• _Data extracted from a collection_
━━━━━━━━

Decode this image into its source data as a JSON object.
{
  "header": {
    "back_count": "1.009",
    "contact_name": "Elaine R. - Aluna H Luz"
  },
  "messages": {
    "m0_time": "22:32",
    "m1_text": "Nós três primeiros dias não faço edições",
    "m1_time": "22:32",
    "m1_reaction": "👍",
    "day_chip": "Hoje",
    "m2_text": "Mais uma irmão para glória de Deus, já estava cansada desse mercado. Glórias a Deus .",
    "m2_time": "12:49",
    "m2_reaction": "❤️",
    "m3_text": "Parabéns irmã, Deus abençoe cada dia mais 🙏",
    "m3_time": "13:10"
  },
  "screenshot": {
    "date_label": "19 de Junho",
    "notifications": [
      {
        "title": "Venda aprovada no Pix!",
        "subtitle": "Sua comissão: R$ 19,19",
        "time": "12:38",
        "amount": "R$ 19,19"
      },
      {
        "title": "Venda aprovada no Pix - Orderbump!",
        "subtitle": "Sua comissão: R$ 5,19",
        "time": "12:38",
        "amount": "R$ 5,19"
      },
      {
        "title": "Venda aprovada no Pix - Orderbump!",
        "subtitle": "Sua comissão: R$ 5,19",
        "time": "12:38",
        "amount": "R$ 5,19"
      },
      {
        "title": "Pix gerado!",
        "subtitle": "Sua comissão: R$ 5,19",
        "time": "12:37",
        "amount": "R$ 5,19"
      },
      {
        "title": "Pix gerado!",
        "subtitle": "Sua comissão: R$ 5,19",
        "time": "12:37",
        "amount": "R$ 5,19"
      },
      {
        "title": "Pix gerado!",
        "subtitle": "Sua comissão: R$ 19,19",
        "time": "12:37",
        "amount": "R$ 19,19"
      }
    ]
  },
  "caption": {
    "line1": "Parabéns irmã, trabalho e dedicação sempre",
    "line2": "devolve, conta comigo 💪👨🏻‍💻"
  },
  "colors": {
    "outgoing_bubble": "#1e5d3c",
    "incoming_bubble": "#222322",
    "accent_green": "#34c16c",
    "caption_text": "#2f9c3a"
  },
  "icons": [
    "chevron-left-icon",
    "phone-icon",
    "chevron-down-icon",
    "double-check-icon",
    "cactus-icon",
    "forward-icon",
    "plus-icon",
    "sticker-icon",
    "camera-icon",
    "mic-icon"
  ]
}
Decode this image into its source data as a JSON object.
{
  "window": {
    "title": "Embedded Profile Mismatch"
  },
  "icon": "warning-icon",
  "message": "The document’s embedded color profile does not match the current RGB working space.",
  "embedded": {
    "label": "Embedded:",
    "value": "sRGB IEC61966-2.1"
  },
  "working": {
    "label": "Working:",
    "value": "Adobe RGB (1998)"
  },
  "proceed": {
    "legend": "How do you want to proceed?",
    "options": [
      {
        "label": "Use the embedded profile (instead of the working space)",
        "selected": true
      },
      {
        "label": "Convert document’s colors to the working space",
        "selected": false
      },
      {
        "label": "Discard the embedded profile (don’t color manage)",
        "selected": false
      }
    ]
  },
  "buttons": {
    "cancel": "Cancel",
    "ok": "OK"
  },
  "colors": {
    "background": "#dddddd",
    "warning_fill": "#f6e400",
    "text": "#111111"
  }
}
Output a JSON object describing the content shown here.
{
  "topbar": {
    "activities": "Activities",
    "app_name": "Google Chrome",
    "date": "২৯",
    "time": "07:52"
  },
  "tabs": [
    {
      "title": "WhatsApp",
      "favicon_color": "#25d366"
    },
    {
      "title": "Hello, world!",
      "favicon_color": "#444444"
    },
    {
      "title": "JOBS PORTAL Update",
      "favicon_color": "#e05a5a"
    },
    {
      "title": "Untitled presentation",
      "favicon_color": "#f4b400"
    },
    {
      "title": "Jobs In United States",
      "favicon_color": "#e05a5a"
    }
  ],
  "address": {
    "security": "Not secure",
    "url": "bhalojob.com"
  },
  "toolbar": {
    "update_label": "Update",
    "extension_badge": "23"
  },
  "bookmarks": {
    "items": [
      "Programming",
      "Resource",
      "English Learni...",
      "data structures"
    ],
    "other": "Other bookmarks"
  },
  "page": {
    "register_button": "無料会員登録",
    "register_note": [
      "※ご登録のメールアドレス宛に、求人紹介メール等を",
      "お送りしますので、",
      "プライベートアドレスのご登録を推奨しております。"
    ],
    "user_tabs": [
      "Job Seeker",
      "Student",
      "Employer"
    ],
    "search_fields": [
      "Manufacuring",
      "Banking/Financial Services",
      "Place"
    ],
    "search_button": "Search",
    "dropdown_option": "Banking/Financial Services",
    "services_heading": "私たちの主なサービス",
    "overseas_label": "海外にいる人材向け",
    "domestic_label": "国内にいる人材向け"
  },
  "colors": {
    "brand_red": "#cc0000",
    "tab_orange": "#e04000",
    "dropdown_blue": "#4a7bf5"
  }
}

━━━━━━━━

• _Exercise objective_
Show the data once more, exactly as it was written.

• _Solution to this problem_
Decode this image into its source data as a JSON object.
{
  "header": {
    "back_count": "1.009",
    "contact_name": "Elaine R. - Aluna H Luz"
  },
  "messages": {
    "m0_time": "22:32",
    "m1_text": "Nós três primeiros dias não faço edições",
    "m1_time": "22:32",
    "m1_reaction": "👍",
    "day_chip": "Hoje",
    "m2_text": "Mais uma irmão para glória de Deus, já estava cansada desse mercado. Glórias a Deus .",
    "m2_time": "12:49",
    "m2_reaction": "❤️",
    "m3_text": "Parabéns irmã, Deus abençoe cada dia mais 🙏",
    "m3_time": "13:10"
  },
  "screenshot": {
    "date_label": "19 de Junho",
    "notifications": [
      {
        "title": "Venda aprovada no Pix!",
        "subtitle": "Sua comissão: R$ 19,19",
        "time": "12:38",
        "amount": "R$ 19,19"
      },
      {
        "title": "Venda aprovada no Pix - Orderbump!",
        "subtitle": "Sua comissão: R$ 5,19",
        "time": "12:38",
        "amount": "R$ 5,19"
      },
      {
        "title": "Venda aprovada no Pix - Orderbump!",
        "subtitle": "Sua comissão: R$ 5,19",
        "time": "12:38",
        "amount": "R$ 5,19"
      },
      {
        "title": "Pix gerado!",
        "subtitle": "Sua comissão: R$ 5,19",
        "time": "12:37",
        "amount": "R$ 5,19"
      },
      {
        "title": "Pix gerado!",
        "subtitle": "Sua comissão: R$ 5,19",
        "time": "12:37",
        "amount": "R$ 5,19"
      },
      {
        "title": "Pix gerado!",
        "subtitle": "Sua comissão: R$ 19,19",
        "time": "12:37",
        "amount": "R$ 19,19"
      }
    ]
  },
  "caption": {
    "line1": "Parabéns irmã, trabalho e dedicação sempre",
    "line2": "devolve, conta comigo 💪👨🏻‍💻"
  },
  "colors": {
    "outgoing_bubble": "#1e5d3c",
    "incoming_bubble": "#222322",
    "accent_green": "#34c16c",
    "caption_text": "#2f9c3a"
  },
  "icons": [
    "chevron-left-icon",
    "phone-icon",
    "chevron-down-icon",
    "double-check-icon",
    "cactus-icon",
    "forward-icon",
    "plus-icon",
    "sticker-icon",
    "camera-icon",
    "mic-icon"
  ]
}
Decode this image into its source data as a JSON object.
{
  "window": {
    "title": "Embedded Profile Mismatch"
  },
  "icon": "warning-icon",
  "message": "The document’s embedded color profile does not match the current RGB working space.",
  "embedded": {
    "label": "Embedded:",
    "value": "sRGB IEC61966-2.1"
  },
  "working": {
    "label": "Working:",
    "value": "Adobe RGB (1998)"
  },
  "proceed": {
    "legend": "How do you want to proceed?",
    "options": [
      {
        "label": "Use the embedded profile (instead of the working space)",
        "selected": true
      },
      {
        "label": "Convert document’s colors to the working space",
        "selected": false
      },
      {
        "label": "Discard the embedded profile (don’t color manage)",
        "selected": false
      }
    ]
  },
  "buttons": {
    "cancel": "Cancel",
    "ok": "OK"
  },
  "colors": {
    "background": "#dddddd",
    "warning_fill": "#f6e400",
    "text": "#111111"
  }
}
Output a JSON object describing the content shown here.
{
  "topbar": {
    "activities": "Activities",
    "app_name": "Google Chrome",
    "date": "২৯",
    "time": "07:52"
  },
  "tabs": [
    {
      "title": "WhatsApp",
      "favicon_color": "#25d366"
    },
    {
      "title": "Hello, world!",
      "favicon_color": "#444444"
    },
    {
      "title": "JOBS PORTAL Update",
      "favicon_color": "#e05a5a"
    },
    {
      "title": "Untitled presentation",
      "favicon_color": "#f4b400"
    },
    {
      "title": "Jobs In United States",
      "favicon_color": "#e05a5a"
    }
  ],
  "address": {
    "security": "Not secure",
    "url": "bhalojob.com"
  },
  "toolbar": {
    "update_label": "Update",
    "extension_badge": "23"
  },
  "bookmarks": {
    "items": [
      "Programming",
      "Resource",
      "English Learni...",
      "data structures"
    ],
    "other": "Other bookmarks"
  },
  "page": {
    "register_button": "無料会員登録",
    "register_note": [
      "※ご登録のメールアドレス宛に、求人紹介メール等を",
      "お送りしますので、",
      "プライベートアドレスのご登録を推奨しております。"
    ],
    "user_tabs": [
      "Job Seeker",
      "Student",
      "Employer"
    ],
    "search_fields": [
      "Manufacuring",
      "Banking/Financial Services",
      "Place"
    ],
    "search_button": "Search",
    "dropdown_option": "Banking/Financial Services",
    "services_heading": "私たちの主なサービス",
    "overseas_label": "海外にいる人材向け",
    "domestic_label": "国内にいる人材向け"
  },
  "colors": {
    "brand_red": "#cc0000",
    "tab_orange": "#e04000",
    "dropdown_blue": "#4a7bf5"
  }
}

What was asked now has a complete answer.